Mortgage companies have been hit this year by fire, earthquake, a sudden and enormous surge in interest rates, a slump in loan demand, and a devastating price war.
Still, the publicly held companies kept announcing strong increases in mortgage originations each month compared with volume a year earlier.
Now even that last illusion of strength has disappeared in the blink of an eye. Last last week, the two largest independent residential lenders announced big drops in mortgage originations in April after many consecutive month of hefty gains.
Countrywide Pares Jobs
No. 1 Countrywide Credit Industries, based in Pasadena, Calif., reported a drop of 23% in April originations. In February and March, it has reported increases of 55% and 15%. The company also said it had eliminated some 363 loan-production jobs in April 1994 alone.
And on Friday, No. 2 North American Mortgage Co., Santa Rosa, Calif., said its originations fell by about 28% in April. For March, it has reported a gain of about 21%, and for February a monster 92%.
"The decline in demand for mortgage loans has been steeper and had occurred more quickly than we had anticipated," said Terrance Hodel, North American's president.
"While we are accelerating the pace of our cost-reduction efforts, we do not expect to realize significant cost savings until the third quarter," he added.
Accelerating Cost Cuts
A spokesman said the reductions would include staff cuts but did not specify how extensive they would be. A problem, he said, was trying to peg staffing to an expected level of originations.
"We were expecting improvements in purchase loans in April as the prime homebuying season kicks in, but refis kept dropping and volume was disappointing," he said. This means cost cutting has had to be accelerated.
The first three months of 1993 were relatively soft ones for mortgage originations industry-wide despite the record year. This made year-to-year comparisons this year fairly impressive despite the strong downtrend. From now on, though, the comparisons will be getting tough.
Servicing Portfolio Growth
At Countrywide, for example, originations were $4.1 billion in May 1993 and climbed steadily, topping $5 billion in November and December.
Clearly, some very hefty year-to-year declines lie ahead. If the May 1993 figure is no better than April's, the drop would be at least 36%.
Despite the drop in originations, though, the news from Countrywide wasn't all bad.
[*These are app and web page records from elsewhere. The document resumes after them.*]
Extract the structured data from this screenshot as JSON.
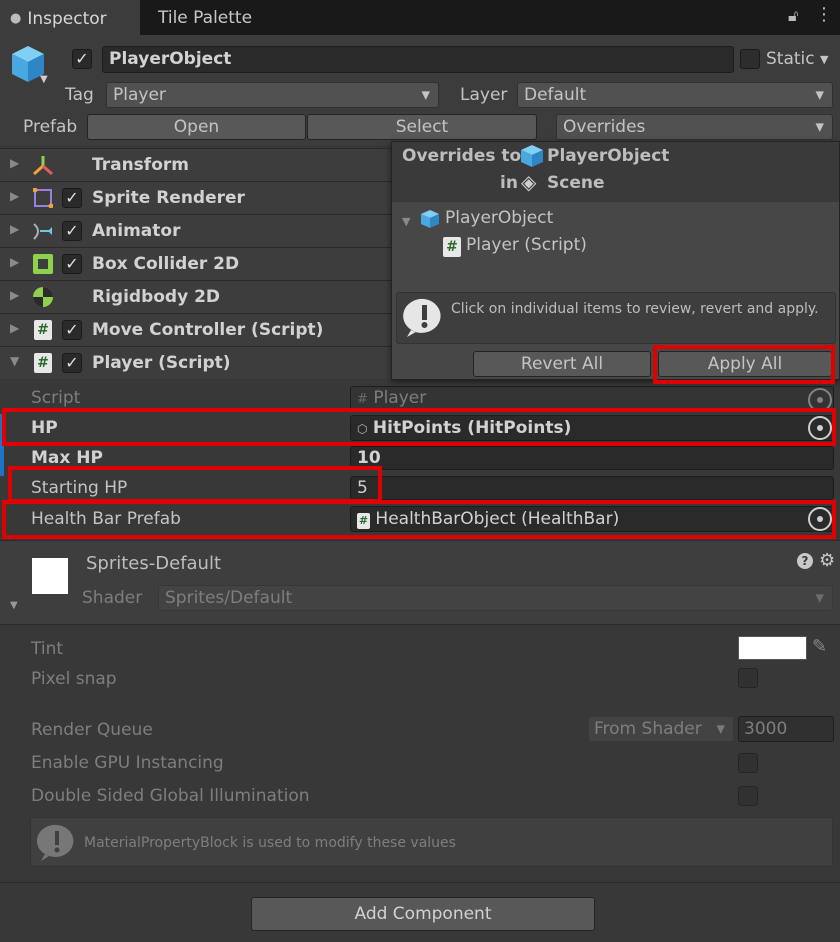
{
  "tabs": {
    "inspector": "Inspector",
    "tile_palette": "Tile Palette"
  },
  "header": {
    "object_name": "PlayerObject",
    "static_label": "Static",
    "tag_label": "Tag",
    "tag_value": "Player",
    "layer_label": "Layer",
    "layer_value": "Default",
    "prefab_label": "Prefab",
    "open_label": "Open",
    "select_label": "Select",
    "overrides_label": "Overrides"
  },
  "components": [
    {
      "label": "Transform"
    },
    {
      "label": "Sprite Renderer"
    },
    {
      "label": "Animator"
    },
    {
      "label": "Box Collider 2D"
    },
    {
      "label": "Rigidbody 2D"
    },
    {
      "label": "Move Controller (Script)"
    },
    {
      "label": "Player (Script)"
    }
  ],
  "overrides_popup": {
    "title_prefix": "Overrides to",
    "title_object": "PlayerObject",
    "title_in": "in",
    "title_scene": "Scene",
    "tree_root": "PlayerObject",
    "tree_child": "Player (Script)",
    "info_text": "Click on individual items to review, revert and apply.",
    "revert_all": "Revert All",
    "apply_all": "Apply All"
  },
  "player_fields": {
    "script_label": "Script",
    "script_value": "Player",
    "hp_label": "HP",
    "hp_value": "HitPoints (HitPoints)",
    "maxhp_label": "Max HP",
    "maxhp_value": "10",
    "starthp_label": "Starting HP",
    "starthp_value": "5",
    "healthbar_label": "Health Bar Prefab",
    "healthbar_value": "HealthBarObject (HealthBar)"
  },
  "material": {
    "name": "Sprites-Default",
    "shader_label": "Shader",
    "shader_value": "Sprites/Default",
    "tint_label": "Tint",
    "pixel_snap_label": "Pixel snap",
    "render_queue_label": "Render Queue",
    "render_queue_mode": "From Shader",
    "render_queue_value": "3000",
    "gpu_label": "Enable GPU Instancing",
    "dsgi_label": "Double Sided Global Illumination",
    "info_text": "MaterialPropertyBlock is used to modify these values"
  },
  "add_component": "Add Component",
  "colors": {
    "highlight_red": "#e00000",
    "panel": "#383838",
    "popup": "#474747"
  }
}
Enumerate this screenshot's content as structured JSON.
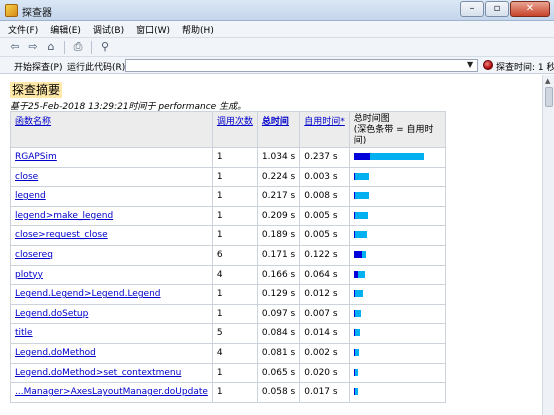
{
  "window": {
    "title": "探查器"
  },
  "menu": [
    "文件(F)",
    "编辑(E)",
    "调试(B)",
    "窗口(W)",
    "帮助(H)"
  ],
  "toolbar": {
    "icons": [
      "back-arrow-icon",
      "forward-arrow-icon",
      "home-icon",
      "print-icon",
      "find-icon"
    ]
  },
  "runbar": {
    "start_label": "开始探查(P)",
    "run_label": "运行此代码(R):",
    "code_value": "",
    "timer_label": "探查时间: 1 秒"
  },
  "report": {
    "heading": "探查摘要",
    "subline": "基于25-Feb-2018 13:29:21时间于 performance 生成。",
    "columns": {
      "name": "函数名称",
      "calls": "调用次数",
      "total": "总时间",
      "self": "自用时间*",
      "graph": "总时间图\n(深色条带 = 自用时间)"
    },
    "rows": [
      {
        "name": "RGAPSim",
        "calls": "1",
        "total": "1.034 s",
        "self": "0.237 s",
        "total_val": 1.034,
        "self_val": 0.237
      },
      {
        "name": "close",
        "calls": "1",
        "total": "0.224 s",
        "self": "0.003 s",
        "total_val": 0.224,
        "self_val": 0.003
      },
      {
        "name": "legend",
        "calls": "1",
        "total": "0.217 s",
        "self": "0.008 s",
        "total_val": 0.217,
        "self_val": 0.008
      },
      {
        "name": "legend>make_legend",
        "calls": "1",
        "total": "0.209 s",
        "self": "0.005 s",
        "total_val": 0.209,
        "self_val": 0.005
      },
      {
        "name": "close>request_close",
        "calls": "1",
        "total": "0.189 s",
        "self": "0.005 s",
        "total_val": 0.189,
        "self_val": 0.005
      },
      {
        "name": "closereq",
        "calls": "6",
        "total": "0.171 s",
        "self": "0.122 s",
        "total_val": 0.171,
        "self_val": 0.122
      },
      {
        "name": "plotyy",
        "calls": "4",
        "total": "0.166 s",
        "self": "0.064 s",
        "total_val": 0.166,
        "self_val": 0.064
      },
      {
        "name": "Legend.Legend>Legend.Legend",
        "calls": "1",
        "total": "0.129 s",
        "self": "0.012 s",
        "total_val": 0.129,
        "self_val": 0.012
      },
      {
        "name": "Legend.doSetup",
        "calls": "1",
        "total": "0.097 s",
        "self": "0.007 s",
        "total_val": 0.097,
        "self_val": 0.007
      },
      {
        "name": "title",
        "calls": "5",
        "total": "0.084 s",
        "self": "0.014 s",
        "total_val": 0.084,
        "self_val": 0.014
      },
      {
        "name": "Legend.doMethod",
        "calls": "4",
        "total": "0.081 s",
        "self": "0.002 s",
        "total_val": 0.081,
        "self_val": 0.002
      },
      {
        "name": "Legend.doMethod>set_contextmenu",
        "calls": "1",
        "total": "0.065 s",
        "self": "0.020 s",
        "total_val": 0.065,
        "self_val": 0.02
      },
      {
        "name": "...Manager>AxesLayoutManager.doUpdate",
        "calls": "1",
        "total": "0.058 s",
        "self": "0.017 s",
        "total_val": 0.058,
        "self_val": 0.017
      }
    ]
  },
  "colors": {
    "self_bar": "#0000d8",
    "total_bar": "#00b0f0",
    "heading_bg": "#ffe9a8",
    "link": "#0000cc"
  }
}
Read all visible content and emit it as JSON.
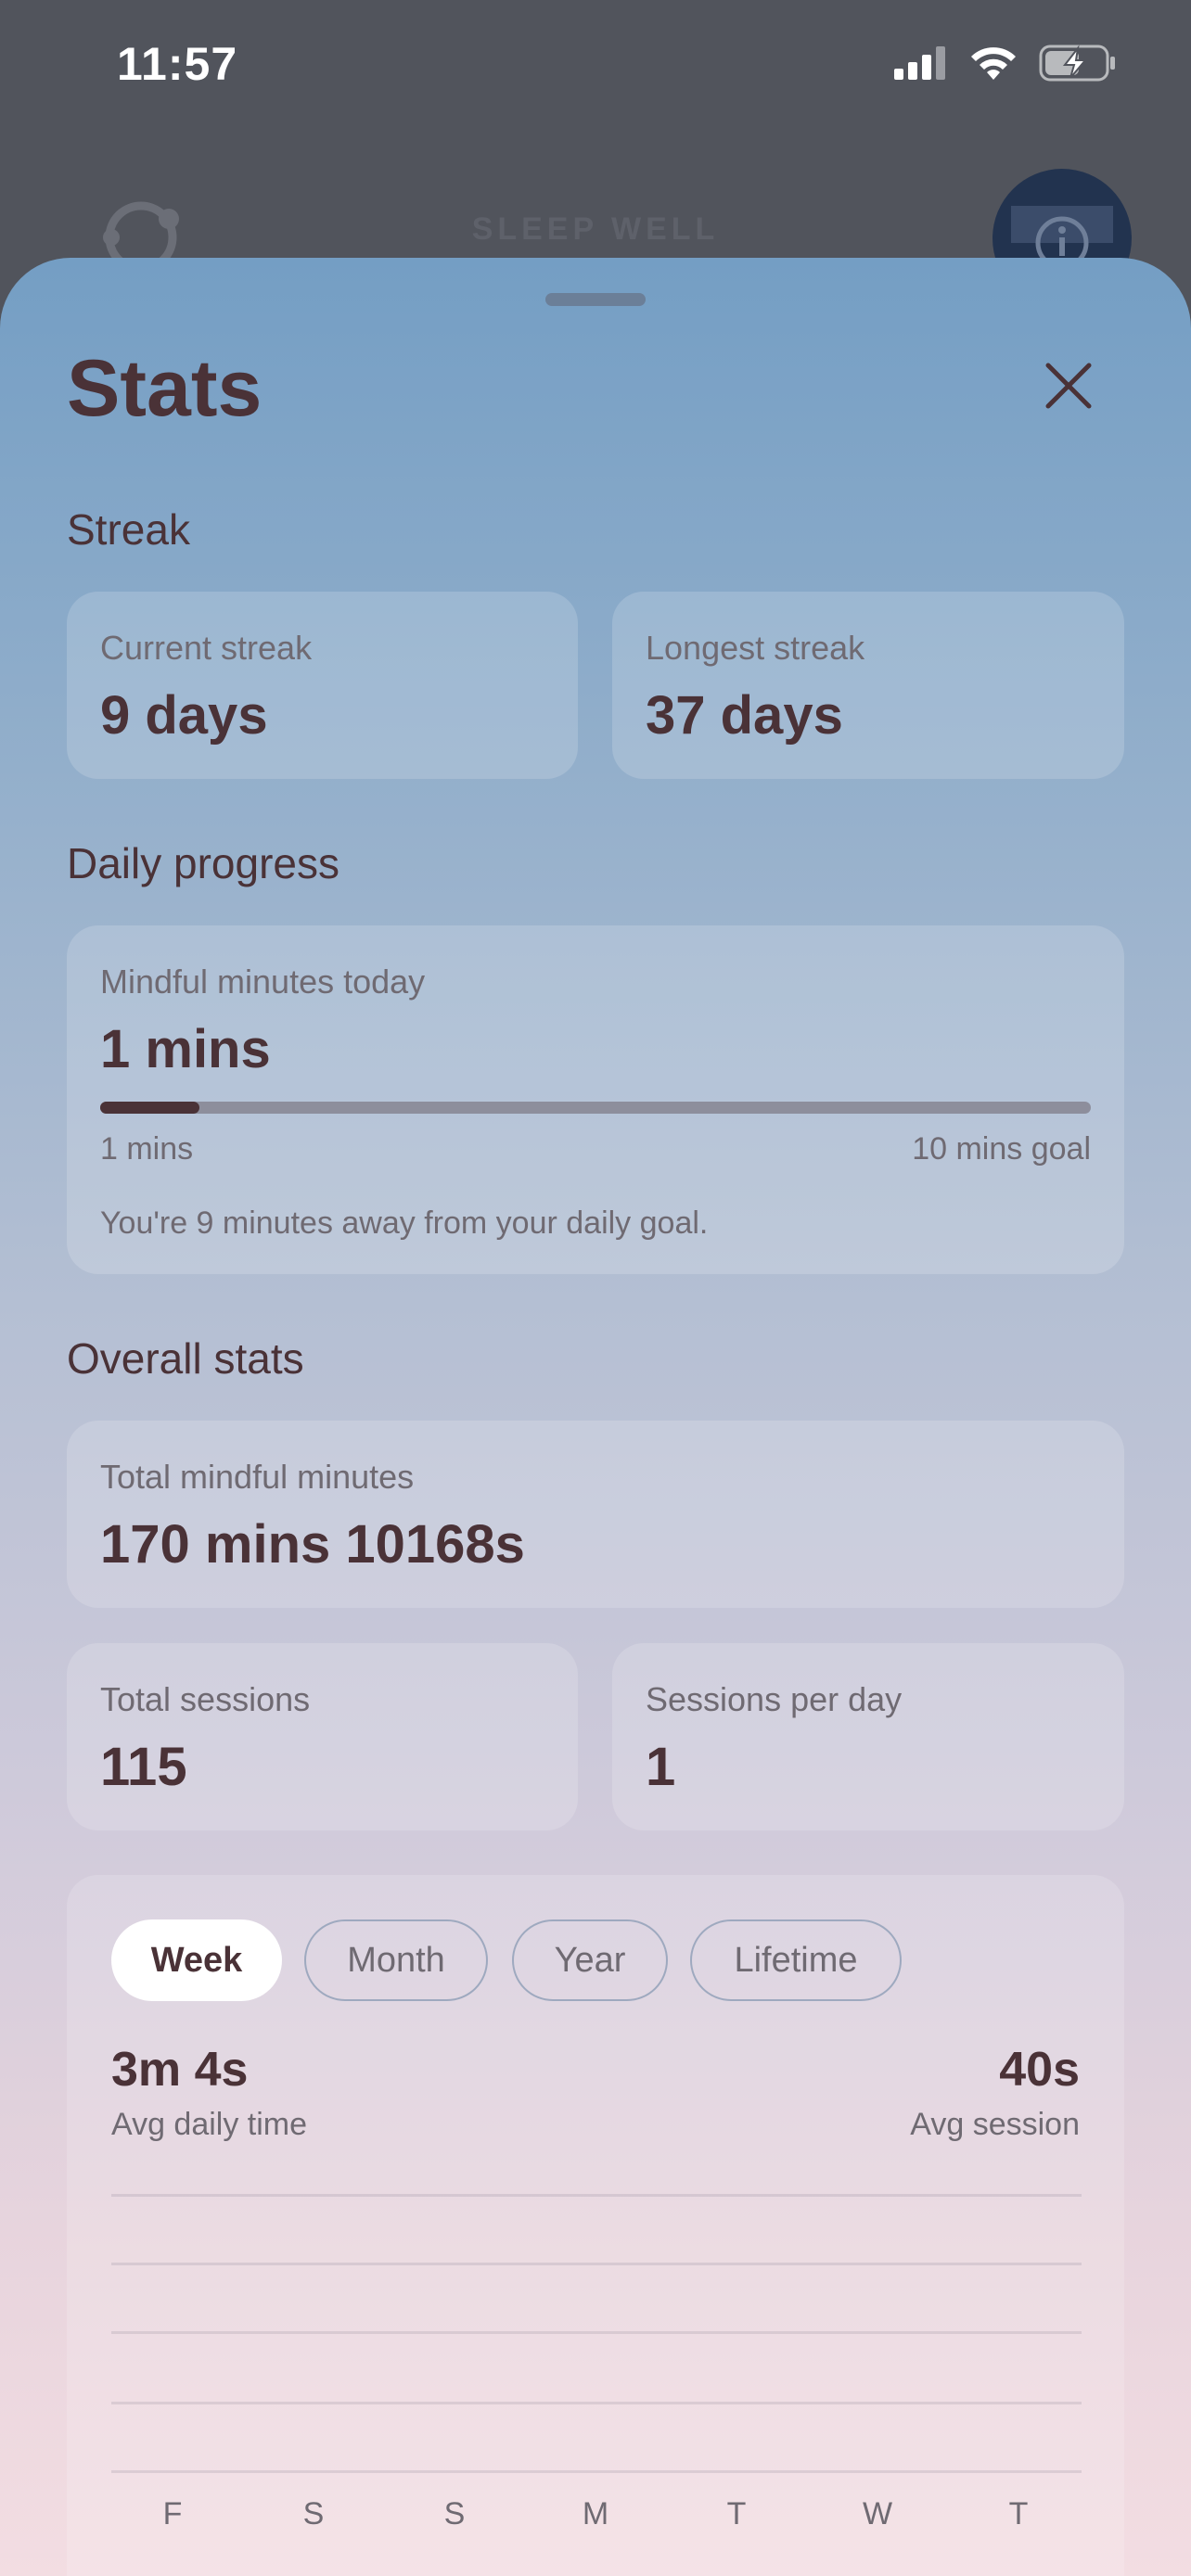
{
  "status_bar": {
    "time": "11:57"
  },
  "app": {
    "title": "SLEEP WELL"
  },
  "sheet": {
    "title": "Stats",
    "streak": {
      "heading": "Streak",
      "current_label": "Current streak",
      "current_value": "9 days",
      "longest_label": "Longest streak",
      "longest_value": "37 days"
    },
    "daily": {
      "heading": "Daily progress",
      "label": "Mindful minutes today",
      "value": "1 mins",
      "progress_fraction": 0.1,
      "min_label": "1 mins",
      "goal_label": "10 mins goal",
      "message": "You're 9 minutes away from your daily goal."
    },
    "overall": {
      "heading": "Overall stats",
      "total_minutes_label": "Total mindful minutes",
      "total_minutes_value": "170 mins 10168s",
      "total_sessions_label": "Total sessions",
      "total_sessions_value": "115",
      "sessions_per_day_label": "Sessions per day",
      "sessions_per_day_value": "1"
    },
    "period": {
      "tabs": [
        "Week",
        "Month",
        "Year",
        "Lifetime"
      ],
      "selected": "Week",
      "avg_daily_value": "3m 4s",
      "avg_daily_label": "Avg daily time",
      "avg_session_value": "40s",
      "avg_session_label": "Avg session",
      "days": [
        "F",
        "S",
        "S",
        "M",
        "T",
        "W",
        "T"
      ]
    }
  },
  "colors": {
    "text": "#4a3237",
    "muted": "#6f6a72",
    "track": "#8d8e9c"
  }
}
The company reported that its servicing portfolio grew to more than $90 billion as prepayments slackened to $1.1 billion, an annual rate of about 15% and close to what is considered normal attrition.